In times of economic uncertainty and recession, the detection of fraudulent trading and wrongful trading generally tends to increase.
For an initial no obligation discussion, please call our Insolvency Team at any of our offices detailed below:
In this article, Hamraj Kang of Kangs Solicitors discusses the issues of criminal and civil liability associated with fraudulent trading and wrongful trading.
Duties of a Company Director | Director Disqualification Solicitors
A company director is obliged to discharge his fiduciary duties as a director.
The director not only owes a duty to the shareholders (even if the director and shareholder is one and the same person) but also a duty to other parties to ensure that the company does not trade wrongfully or fraudulently.
Other parties include a whole range of entities that the company interacts with such as sub-contractors, manufacturers, suppliers, distributors etc.
Where a director fails to discharge his duties, the Secretary of State can institute ‘Director Disqualification Proceedings’.
Fraudulent Trading | Kangs Criminal Defence Solicitors
Fraudulent Trading is:
- where the company is technically insolvent, and
- despite the obligations to take the steps to notify and/or protect creditors, the business continues to trade,
- knowing that the company is unable to settle any of those trading invoices, and
- has no prospect of ever being in a position to settle the invoices.
- often characterised by the insolvent business receiving goods, selling them on and retaining the proceeds without ever paying the supplier for them.
- a criminal offence with conviction resulting in a custodial sentence of up to ten years.
- often prosecuted with a view to seeking a Director Disqualification Order in the criminal courts.
Fraudulent Trading Defence Solicitors | Kangs Solicitors
We are ranked at the very top by the two leading directories for the legal profession. We are ranked in Tier 1 by the Legal 500 and Band 1 by Chambers & Partners for our work in areas of fraud and white-collar defence.
Our team is led by Hamraj Kang, an award-winning solicitor and the current winner of the Legal 500 ‘Criminal & Fraud Individual Solicitor of the Year’.
Wrongful Trading | Kangs Insolvency Solicitors
Wrongful trading is:
- where a company continues, ostensibly, to trade normally where its directors know (or where there is good reason to know) that the company will go out of business and there is no genuine way of ‘trading through’
- what is often known as ‘trading irresponsibly’
- far more prevalent than fraudulent trading
- not a criminal offence
- often done without intention.
A Civil Offence | Wrongful Trading
Wrongful trading is a civil offence under Section 214 Insolvency Act 1986, and occurs when:
- The company directors knew (or there was good reason for them to have known) that there was no reasonable prospect of avoiding insolvent liquidation; or
- The company directors did not take every reasonable step with a view to minimising the potential loss to the company’s creditors.

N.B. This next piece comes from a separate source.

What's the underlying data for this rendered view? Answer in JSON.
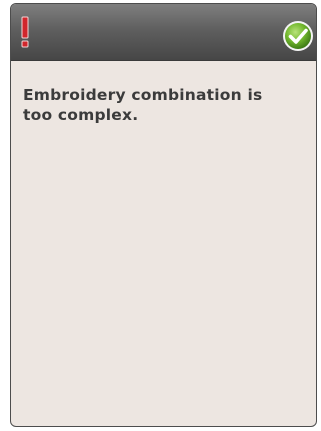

Consequences | Penalties | Wrongful Trading
Where a liquidator considers that an action for wrongful trading should be brought, the liquidator can take certain steps:

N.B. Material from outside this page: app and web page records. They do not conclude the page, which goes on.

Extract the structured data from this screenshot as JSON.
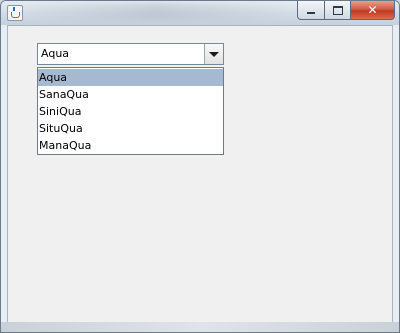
{
  "window": {
    "title_icon": "java-cup-icon",
    "buttons": {
      "minimize_icon": "minimize-icon",
      "maximize_icon": "maximize-icon",
      "close_icon": "close-icon",
      "close_glyph": "✕"
    }
  },
  "combo": {
    "selected_value": "Aqua",
    "arrow_icon": "chevron-down-icon",
    "expanded": true,
    "options": [
      "Aqua",
      "SanaQua",
      "SiniQua",
      "SituQua",
      "ManaQua"
    ],
    "highlighted_index": 0
  },
  "colors": {
    "selection": "#a7b9d0",
    "close_button": "#c1381f"
  }
}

- Personal Liability
The liquidator is able to pierce the ‘corporate veil’ and take action to recover the company deficit from the personal assets of the (former) company directors. This recovery may be ‘set’ at the point that the company became insolvent.
Such request requires an application to the Secretary of State for Business, Energy and Industrial Strategy. If granted, dependent on the severity of the wrongful trading, the disqualification may range from two to fifteen years.
How Can We Help? | Kangs Insolvency Solicitors
In order to try and obviate any such claims or criminal prosecutions being brought against you, it is imperative to take specialist advice from qualified people.
We work closely with Insolvency Practitioners and would be delighted to assist.
If you require any assistance please do not hesitate to contact any of our Team: